Repeat all of the records exactly, leaving out the pictures.
★ ★ ★ ★ ★
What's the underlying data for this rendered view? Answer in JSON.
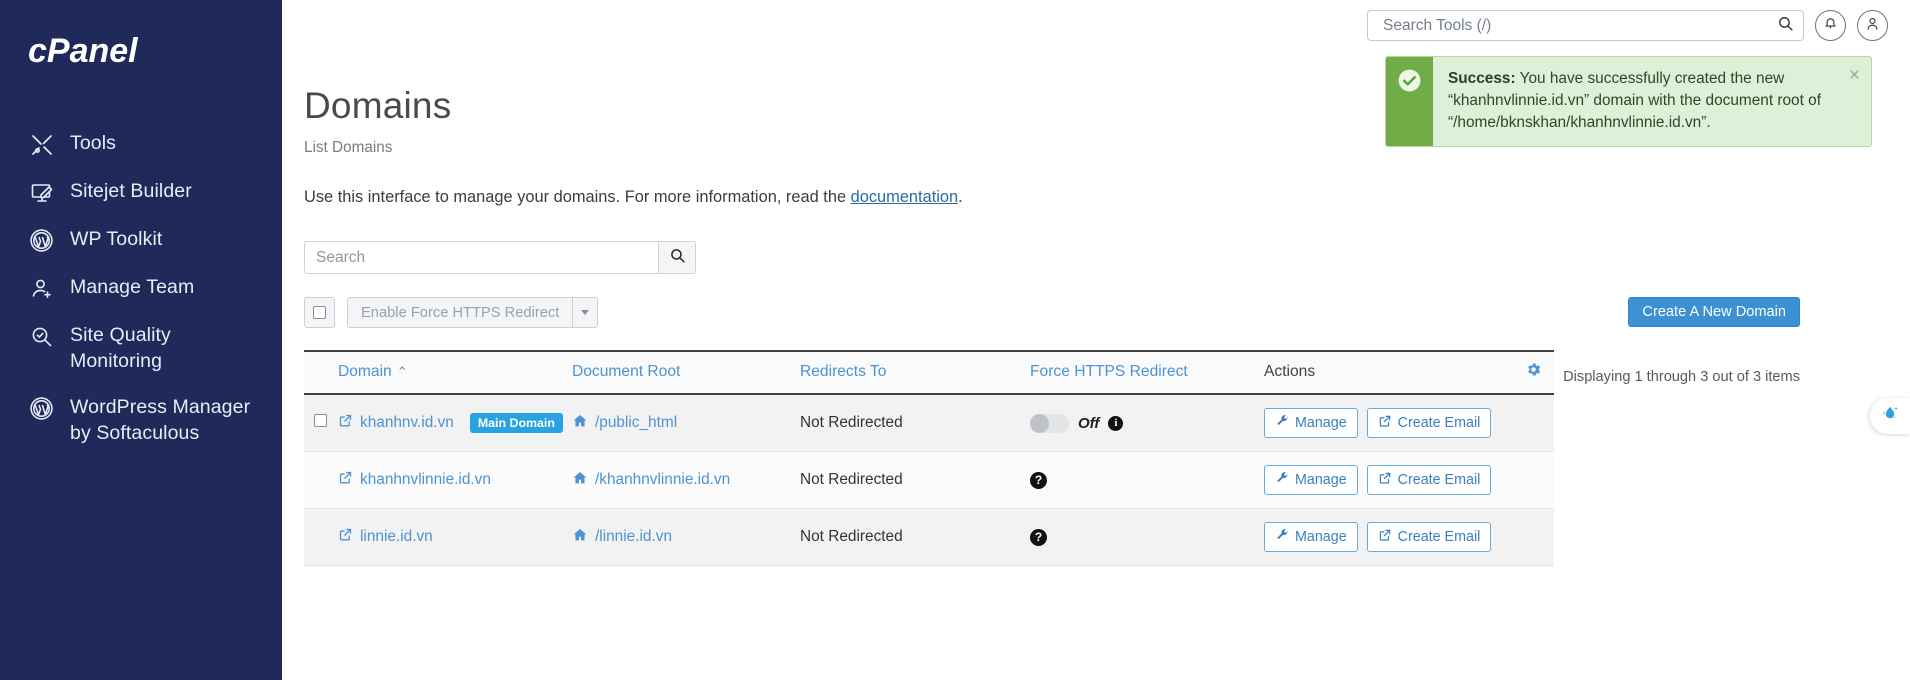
{
  "sidebar": {
    "brand": "cPanel",
    "items": [
      {
        "label": "Tools",
        "icon": "tools-icon"
      },
      {
        "label": "Sitejet Builder",
        "icon": "monitor-pen-icon"
      },
      {
        "label": "WP Toolkit",
        "icon": "wordpress-icon"
      },
      {
        "label": "Manage Team",
        "icon": "user-plus-icon"
      },
      {
        "label": "Site Quality Monitoring",
        "icon": "magnifier-check-icon"
      },
      {
        "label": "WordPress Manager by Softaculous",
        "icon": "wordpress-icon"
      }
    ]
  },
  "topbar": {
    "search_placeholder": "Search Tools (/)",
    "search_value": "",
    "notifications_icon": "bell-icon",
    "account_icon": "user-icon",
    "search_icon": "search-icon"
  },
  "alert": {
    "status_icon": "check-circle-icon",
    "strong": "Success:",
    "message": " You have successfully created the new “khanhnvlinnie.id.vn” domain with the document root of “/home/bknskhan/khanhnvlinnie.id.vn”.",
    "close_label": "×",
    "accent_color": "#70ad47",
    "background_color": "#dff0d8"
  },
  "page": {
    "title": "Domains",
    "breadcrumb": "List Domains",
    "intro_prefix": "Use this interface to manage your domains. For more information, read the ",
    "intro_link": "documentation",
    "intro_suffix": "."
  },
  "search": {
    "placeholder": "Search",
    "value": "",
    "button_icon": "search-icon"
  },
  "toolbar": {
    "select_all_label": "select-all-checkbox",
    "bulk_action_label": "Enable Force HTTPS Redirect",
    "bulk_caret_icon": "chevron-down-icon",
    "create_label": "Create A New Domain",
    "count_text": "Displaying 1 through 3 out of 3 items",
    "accent_color": "#3c91d4"
  },
  "table": {
    "columns": [
      "Domain",
      "Document Root",
      "Redirects To",
      "Force HTTPS Redirect",
      "Actions"
    ],
    "sort_column": "Domain",
    "sort_direction": "asc",
    "sort_caret": "⌃",
    "settings_icon": "gear-icon",
    "rows": [
      {
        "has_checkbox": true,
        "domain": "khanhnv.id.vn",
        "badge": "Main Domain",
        "document_root": "/public_html",
        "redirects_to": "Not Redirected",
        "https_mode": "toggle",
        "https_state": "Off",
        "https_hint_icon": "info-icon",
        "manage_label": "Manage",
        "create_email_label": "Create Email"
      },
      {
        "has_checkbox": false,
        "domain": "khanhnvlinnie.id.vn",
        "badge": "",
        "document_root": "/khanhnvlinnie.id.vn",
        "redirects_to": "Not Redirected",
        "https_mode": "help",
        "https_state": "",
        "https_hint_icon": "question-icon",
        "manage_label": "Manage",
        "create_email_label": "Create Email"
      },
      {
        "has_checkbox": false,
        "domain": "linnie.id.vn",
        "badge": "",
        "document_root": "/linnie.id.vn",
        "redirects_to": "Not Redirected",
        "https_mode": "help",
        "https_state": "",
        "https_hint_icon": "question-icon",
        "manage_label": "Manage",
        "create_email_label": "Create Email"
      }
    ]
  },
  "float_widget": {
    "icon": "water-drop-sparkle-icon",
    "color": "#29a3e0"
  }
}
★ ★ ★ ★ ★
> _Solution for this task_
What's the underlying data for this rendered view? Answer in JSON.
{
  "sidebar": {
    "brand": "cPanel",
    "items": [
      {
        "label": "Tools",
        "icon": "tools-icon"
      },
      {
        "label": "Sitejet Builder",
        "icon": "monitor-pen-icon"
      },
      {
        "label": "WP Toolkit",
        "icon": "wordpress-icon"
      },
      {
        "label": "Manage Team",
        "icon": "user-plus-icon"
      },
      {
        "label": "Site Quality Monitoring",
        "icon": "magnifier-check-icon"
      },
      {
        "label": "WordPress Manager by Softaculous",
        "icon": "wordpress-icon"
      }
    ]
  },
  "topbar": {
    "search_placeholder": "Search Tools (/)",
    "search_value": "",
    "notifications_icon": "bell-icon",
    "account_icon": "user-icon",
    "search_icon": "search-icon"
  },
  "alert": {
    "status_icon": "check-circle-icon",
    "strong": "Success:",
    "message": " You have successfully created the new “khanhnvlinnie.id.vn” domain with the document root of “/home/bknskhan/khanhnvlinnie.id.vn”.",
    "close_label": "×",
    "accent_color": "#70ad47",
    "background_color": "#dff0d8"
  },
  "page": {
    "title": "Domains",
    "breadcrumb": "List Domains",
    "intro_prefix": "Use this interface to manage your domains. For more information, read the ",
    "intro_link": "documentation",
    "intro_suffix": "."
  },
  "search": {
    "placeholder": "Search",
    "value": "",
    "button_icon": "search-icon"
  },
  "toolbar": {
    "select_all_label": "select-all-checkbox",
    "bulk_action_label": "Enable Force HTTPS Redirect",
    "bulk_caret_icon": "chevron-down-icon",
    "create_label": "Create A New Domain",
    "count_text": "Displaying 1 through 3 out of 3 items",
    "accent_color": "#3c91d4"
  },
  "table": {
    "columns": [
      "Domain",
      "Document Root",
      "Redirects To",
      "Force HTTPS Redirect",
      "Actions"
    ],
    "sort_column": "Domain",
    "sort_direction": "asc",
    "sort_caret": "⌃",
    "settings_icon": "gear-icon",
    "rows": [
      {
        "has_checkbox": true,
        "domain": "khanhnv.id.vn",
        "badge": "Main Domain",
        "document_root": "/public_html",
        "redirects_to": "Not Redirected",
        "https_mode": "toggle",
        "https_state": "Off",
        "https_hint_icon": "info-icon",
        "manage_label": "Manage",
        "create_email_label": "Create Email"
      },
      {
        "has_checkbox": false,
        "domain": "khanhnvlinnie.id.vn",
        "badge": "",
        "document_root": "/khanhnvlinnie.id.vn",
        "redirects_to": "Not Redirected",
        "https_mode": "help",
        "https_state": "",
        "https_hint_icon": "question-icon",
        "manage_label": "Manage",
        "create_email_label": "Create Email"
      },
      {
        "has_checkbox": false,
        "domain": "linnie.id.vn",
        "badge": "",
        "document_root": "/linnie.id.vn",
        "redirects_to": "Not Redirected",
        "https_mode": "help",
        "https_state": "",
        "https_hint_icon": "question-icon",
        "manage_label": "Manage",
        "create_email_label": "Create Email"
      }
    ]
  },
  "float_widget": {
    "icon": "water-drop-sparkle-icon",
    "color": "#29a3e0"
  }
}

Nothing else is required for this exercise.